» **What is required**: If a line below contains "icon", count it. Report the final total and nothing more.

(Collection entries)
Content starts
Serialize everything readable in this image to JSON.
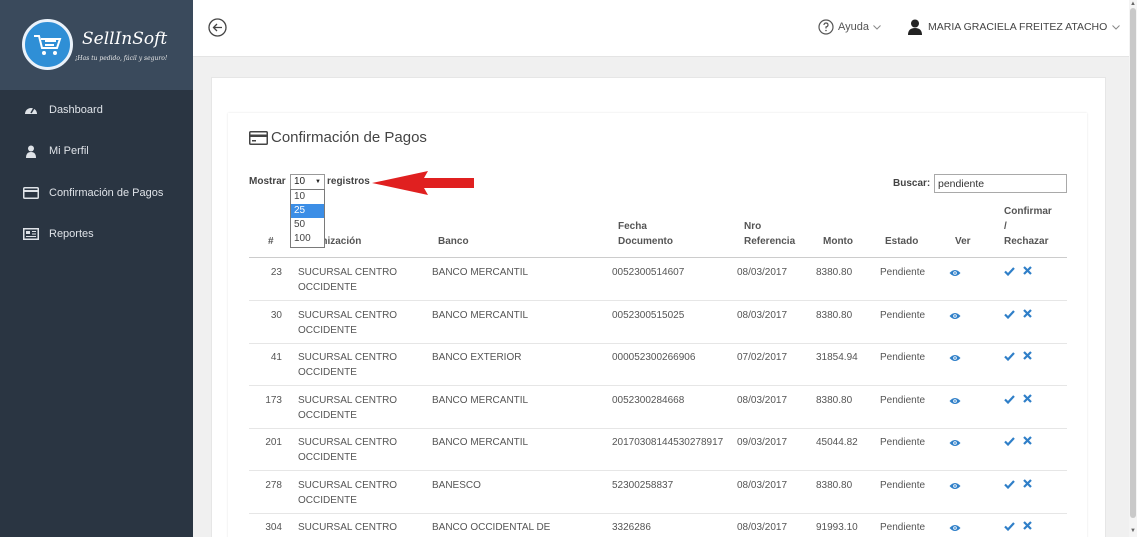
{
  "brand": {
    "name": "SellInSoft",
    "tagline": "¡Has tu pedido, fácil y seguro!"
  },
  "sidebar": {
    "items": [
      {
        "label": "Dashboard",
        "icon": "dashboard-icon"
      },
      {
        "label": "Mi Perfil",
        "icon": "user-icon"
      },
      {
        "label": "Confirmación de Pagos",
        "icon": "credit-card-icon"
      },
      {
        "label": "Reportes",
        "icon": "report-icon"
      }
    ]
  },
  "topbar": {
    "help_label": "Ayuda",
    "user_name": "MARIA GRACIELA FREITEZ ATACHO"
  },
  "page": {
    "title": "Confirmación de Pagos",
    "show_label": "Mostrar",
    "show_value": "10",
    "records_label": "registros",
    "page_size_options": [
      "10",
      "25",
      "50",
      "100"
    ],
    "highlighted_option": "25",
    "search_label": "Buscar:",
    "search_value": "pendiente"
  },
  "table": {
    "headers": {
      "num": "#",
      "org": "Organización",
      "bank": "Banco",
      "fecha_1": "Fecha",
      "fecha_2": "Documento",
      "nro_1": "Nro",
      "nro_2": "Referencia",
      "monto": "Monto",
      "estado": "Estado",
      "ver": "Ver",
      "conf_1": "Confirmar",
      "conf_2": "/",
      "conf_3": "Rechazar"
    },
    "rows": [
      {
        "id": "23",
        "org_1": "SUCURSAL CENTRO",
        "org_2": "OCCIDENTE",
        "bank": "BANCO MERCANTIL",
        "doc": "0052300514607",
        "ref": "08/03/2017",
        "monto": "8380.80",
        "estado": "Pendiente"
      },
      {
        "id": "30",
        "org_1": "SUCURSAL CENTRO",
        "org_2": "OCCIDENTE",
        "bank": "BANCO MERCANTIL",
        "doc": "0052300515025",
        "ref": "08/03/2017",
        "monto": "8380.80",
        "estado": "Pendiente"
      },
      {
        "id": "41",
        "org_1": "SUCURSAL CENTRO",
        "org_2": "OCCIDENTE",
        "bank": "BANCO EXTERIOR",
        "doc": "000052300266906",
        "ref": "07/02/2017",
        "monto": "31854.94",
        "estado": "Pendiente"
      },
      {
        "id": "173",
        "org_1": "SUCURSAL CENTRO",
        "org_2": "OCCIDENTE",
        "bank": "BANCO MERCANTIL",
        "doc": "0052300284668",
        "ref": "08/03/2017",
        "monto": "8380.80",
        "estado": "Pendiente"
      },
      {
        "id": "201",
        "org_1": "SUCURSAL CENTRO",
        "org_2": "OCCIDENTE",
        "bank": "BANCO MERCANTIL",
        "doc": "20170308144530278917",
        "ref": "09/03/2017",
        "monto": "45044.82",
        "estado": "Pendiente"
      },
      {
        "id": "278",
        "org_1": "SUCURSAL CENTRO",
        "org_2": "OCCIDENTE",
        "bank": "BANESCO",
        "doc": "52300258837",
        "ref": "08/03/2017",
        "monto": "8380.80",
        "estado": "Pendiente"
      },
      {
        "id": "304",
        "org_1": "SUCURSAL CENTRO",
        "org_2": "",
        "bank": "BANCO OCCIDENTAL DE",
        "doc": "3326286",
        "ref": "08/03/2017",
        "monto": "91993.10",
        "estado": "Pendiente"
      }
    ]
  },
  "colors": {
    "sidebar_bg": "#2a3542",
    "brand_bg": "#3a4a5c",
    "action_blue": "#2f7fc8",
    "dropdown_highlight": "#3c8ee6",
    "annotation_arrow": "#e02020"
  }
}
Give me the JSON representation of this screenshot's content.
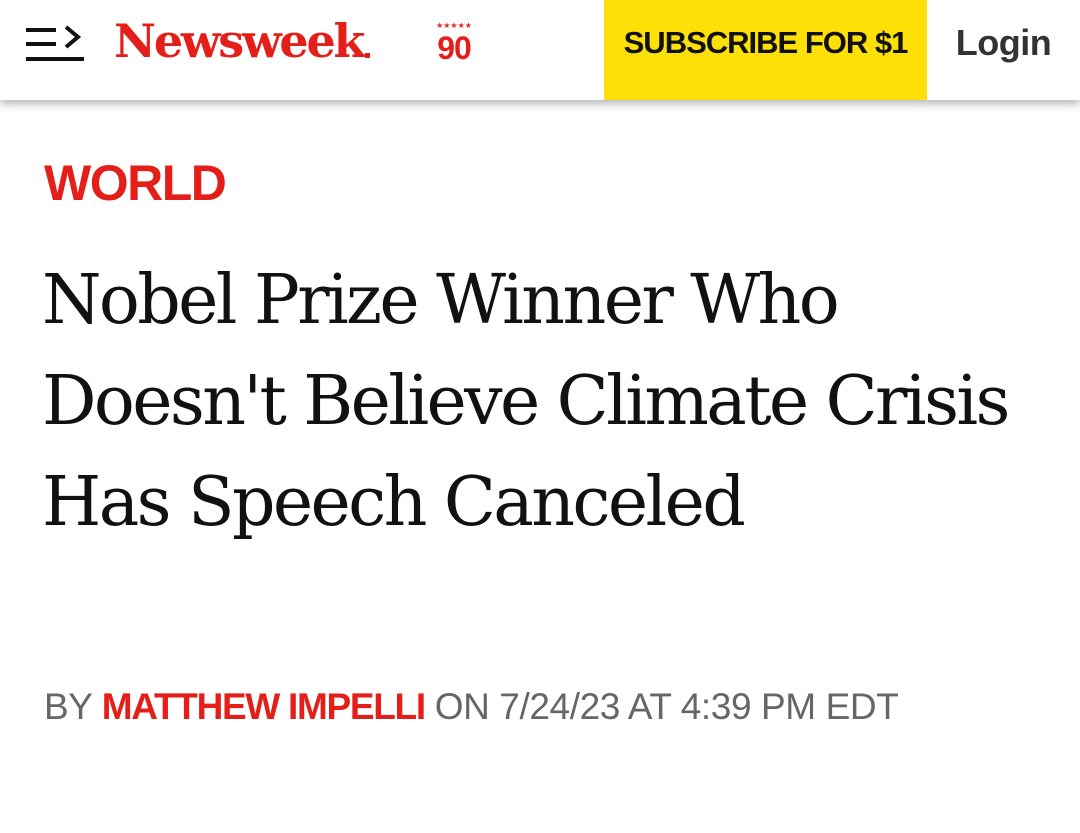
{
  "header": {
    "menu_icon": "hamburger-menu-arrow-icon",
    "logo_text": "Newsweek",
    "anniversary_stars": "★★★★★",
    "anniversary_number": "90",
    "subscribe_label": "SUBSCRIBE FOR $1",
    "login_label": "Login"
  },
  "article": {
    "category": "WORLD",
    "headline": "Nobel Prize Winner Who Doesn't Believe Climate Crisis Has Speech Canceled",
    "byline_prefix": "BY",
    "author": "MATTHEW IMPELLI",
    "byline_date": "ON 7/24/23 AT 4:39 PM EDT"
  },
  "colors": {
    "brand_red": "#e41f1a",
    "subscribe_yellow": "#fde007",
    "headline_text": "#111111",
    "byline_gray": "#666666"
  }
}
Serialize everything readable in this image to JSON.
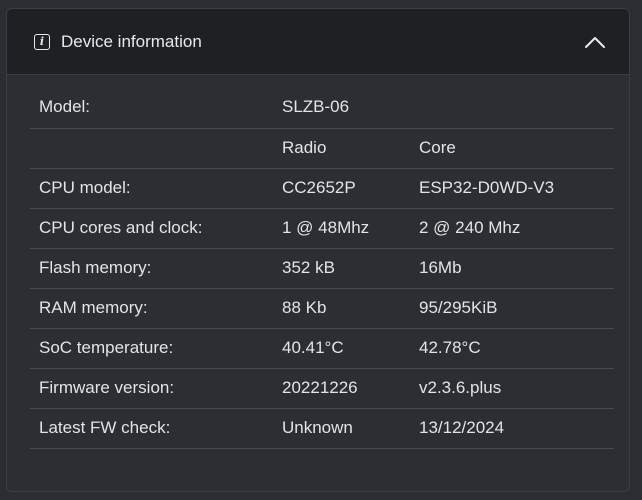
{
  "header": {
    "title": "Device information",
    "info_icon": "info-icon",
    "toggle_icon": "chevron-up-icon"
  },
  "model": {
    "label": "Model:",
    "value": "SLZB-06"
  },
  "columns": {
    "radio": "Radio",
    "core": "Core"
  },
  "rows": [
    {
      "label": "CPU model:",
      "radio": "CC2652P",
      "core": "ESP32-D0WD-V3"
    },
    {
      "label": "CPU cores and clock:",
      "radio": "1 @ 48Mhz",
      "core": "2 @ 240 Mhz"
    },
    {
      "label": "Flash memory:",
      "radio": "352 kB",
      "core": "16Mb"
    },
    {
      "label": "RAM memory:",
      "radio": "88 Kb",
      "core": "95/295KiB"
    },
    {
      "label": "SoC temperature:",
      "radio": "40.41°C",
      "core": "42.78°C"
    },
    {
      "label": "Firmware version:",
      "radio": "20221226",
      "core": "v2.3.6.plus"
    },
    {
      "label": "Latest FW check:",
      "radio": "Unknown",
      "core": "13/12/2024"
    }
  ]
}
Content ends
» **Reply**: 7